Our Customer Advisory Board (CAB) publishers focus group gathered five of our most strategic publisher customers across North America and the EMEA region to talk about how publishers can make the most of their first-party data. The goal was to get direct input on our data and identity vision, which is designed to help publishers scale, standardize and verify their proprietary data.
Here is a brief overview of our key takeaways:
- Data collection is a big challenge for gaming publishers, and any solution that can facilitate better collection will go a long way.
- Publishers showed interest in building cohorts as an alternative solution to ID-less inventory and need help to build taxonomies that make sense to buyers and pass them into the ecosystem.
- Data verification was the key challenge identified.
- Data enrichment is a key pillar to help publishers make the most of their data across media monetization and beyond.
Top 3 Key Takeaways
Overall, publishers face three main issues around data. In particular, they face headwinds around scale, standardization, and verification and enrichment.
1) How Publishers are Thinking About Data Scale
It is clear that across gaming publishers in particular, collecting user data and building scalable data profiles is a challenge because they don’t have enough reasons to ask their users for information like age, gender, emails, etc. The publishers we talked to said they historically have focused on the user experience above all else.
And among publishers that do sit on a ton of data, some haven’t done anything with it yet. This shows that knowing where to start for leveraging your data when you have a lot it can also be a challenge.
What about data clean rooms? There was a concern among the gathered publishers over the risk of sharing valuable data through that method, however.
Some of the app publishers we talked to in this focus group have also partnered with some data companies to acquire data, with one publisher noting that data clean rooms could be useful for their sales team. However, for those which don’t have a sales team and mainly relies on open exchange this wouldn’t work for them.
Further, another publisher mentioned that clean rooms seem mainly to be for consented users. Most clean rooms at present depend on some form of device or user ID, and this may limit the number of candidates among gaming publishers. It also limits their effectiveness in iOS, with Apple’s AppTrackingTransparency limiting the number of IDFAs.
And across the board, privacy was also a concern. This has been a major issue for years, and continues to be top of mind for app publishers of all stripes.
2) How Publishers are Thinking About Data Standardization
The group was aligned on the fact that there are big problems in the industry around data standardization that we should help solve. Ultimately, InMobi can play a big role in helping them build better taxonomies and package their audiences more effectively.
Some have started exploring cohorts and probabilistic models as alternative solutions to IDFA, but it is still a fairly new concept to the majority of gathered publishers. Creating the cohort is done on the publisher side, but they need help in knowing what to create (which signals to use, how to call it), collating in a standard form and passing the cohorts to buyers. It also remains to be seen if these cohorts would be available through an open programmatic exchange or just through private marketplace deals.
Another key insight shared was around using session impression depth signals to build cohorts (such as click-through rates, content URL, etc.) which some advertisers are keen on buying. Publishers are willing to pass many signals if they prove valuable to buyers.

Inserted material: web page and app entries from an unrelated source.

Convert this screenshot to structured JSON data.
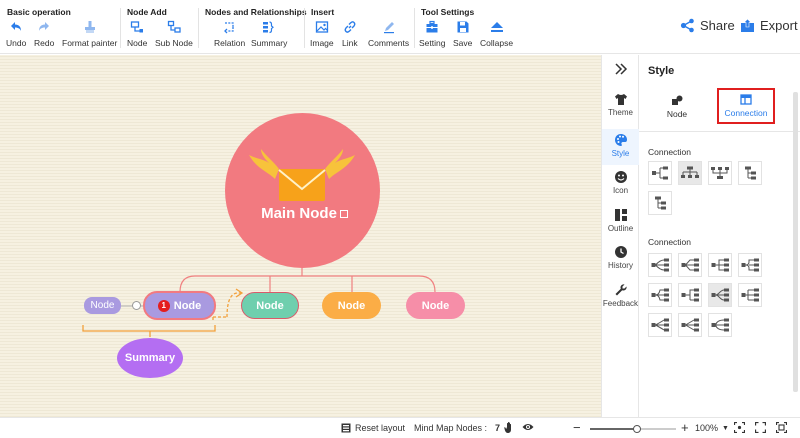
{
  "toolbar": {
    "groups": [
      {
        "title": "Basic operation",
        "buttons": [
          {
            "label": "Undo",
            "icon": "undo-icon"
          },
          {
            "label": "Redo",
            "icon": "redo-icon"
          },
          {
            "label": "Format painter",
            "icon": "brush-icon"
          }
        ]
      },
      {
        "title": "Node Add",
        "buttons": [
          {
            "label": "Node",
            "icon": "node-add-icon"
          },
          {
            "label": "Sub Node",
            "icon": "subnode-icon"
          }
        ]
      },
      {
        "title": "Nodes and Relationships",
        "buttons": [
          {
            "label": "Relation",
            "icon": "relation-icon"
          },
          {
            "label": "Summary",
            "icon": "summary-icon"
          }
        ]
      },
      {
        "title": "Insert",
        "buttons": [
          {
            "label": "Image",
            "icon": "image-icon"
          },
          {
            "label": "Link",
            "icon": "link-icon"
          },
          {
            "label": "Comments",
            "icon": "comment-icon"
          }
        ]
      },
      {
        "title": "Tool Settings",
        "buttons": [
          {
            "label": "Setting",
            "icon": "toolbox-icon"
          },
          {
            "label": "Save",
            "icon": "save-icon"
          },
          {
            "label": "Collapse",
            "icon": "collapse-icon"
          }
        ]
      }
    ],
    "share_label": "Share",
    "export_label": "Export"
  },
  "canvas": {
    "main_node": "Main Node",
    "children": [
      "Node",
      "Node",
      "Node",
      "Node"
    ],
    "side_node": "Node",
    "badge": "1",
    "summary": "Summary",
    "colors": {
      "main": "#f27a80",
      "purple": "#a99ae0",
      "green": "#6fcfae",
      "orange": "#fbad46",
      "pink": "#f68ea8",
      "summary": "#b46ef2"
    }
  },
  "sidebar": {
    "items": [
      {
        "label": "Theme",
        "icon": "shirt-icon"
      },
      {
        "label": "Style",
        "icon": "palette-icon"
      },
      {
        "label": "Icon",
        "icon": "smiley-icon"
      },
      {
        "label": "Outline",
        "icon": "outline-icon"
      },
      {
        "label": "History",
        "icon": "clock-icon"
      },
      {
        "label": "Feedback",
        "icon": "wrench-icon"
      }
    ]
  },
  "panel": {
    "title": "Style",
    "tabs": [
      {
        "label": "Node",
        "icon": "node-style-icon"
      },
      {
        "label": "Connection",
        "icon": "connection-style-icon"
      }
    ],
    "section1_label": "Connection",
    "section2_label": "Connection"
  },
  "status": {
    "reset_layout": "Reset layout",
    "nodes_label": "Mind Map Nodes :",
    "nodes_count": "7",
    "zoom": "100%",
    "zoom_fraction": 0.55
  }
}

3) How Publishers are Thinking About Verification and Data Enrichment
First party data verification was a key challenge identified across mobile app publishers and indeed was the most talked about topic of the focus group. Overall, there is a need for a better third-party verification solution for in-app.
Integrating with one verification vendor is complex, let alone several. One publisher talked about a negative experience with one solution where they don’t have actionable insights on how and how much of their inventory is being measured. This leads to a need for a solution in market that could bridge the gap between the publisher and the vendor, facilitating the insights component too.
Another publisher pointed out that trust goes both ways and needs to be built between the publishers and vendors too. They are currently implementing a “period of grace” to allow advertisers to verify specifically for cohorts.
There also was a lot of talk around data verification. Right now, verification mostly happens through IDs. But as we move forward into a cookieless and IDFA-less world, how would verification work? This is a big question on the minds of app publishers and developers today.
While this was such an insightful conversation, it is also worth remembering that the industry is still figuring out how to help publishers and advertisers maintain addressability in an ecosystem where privacy restrictions are increasing.
Interested in learning more about how InMobi is working with and helping app publishers? Reach out today to schedule a chat with one of our mobile experts.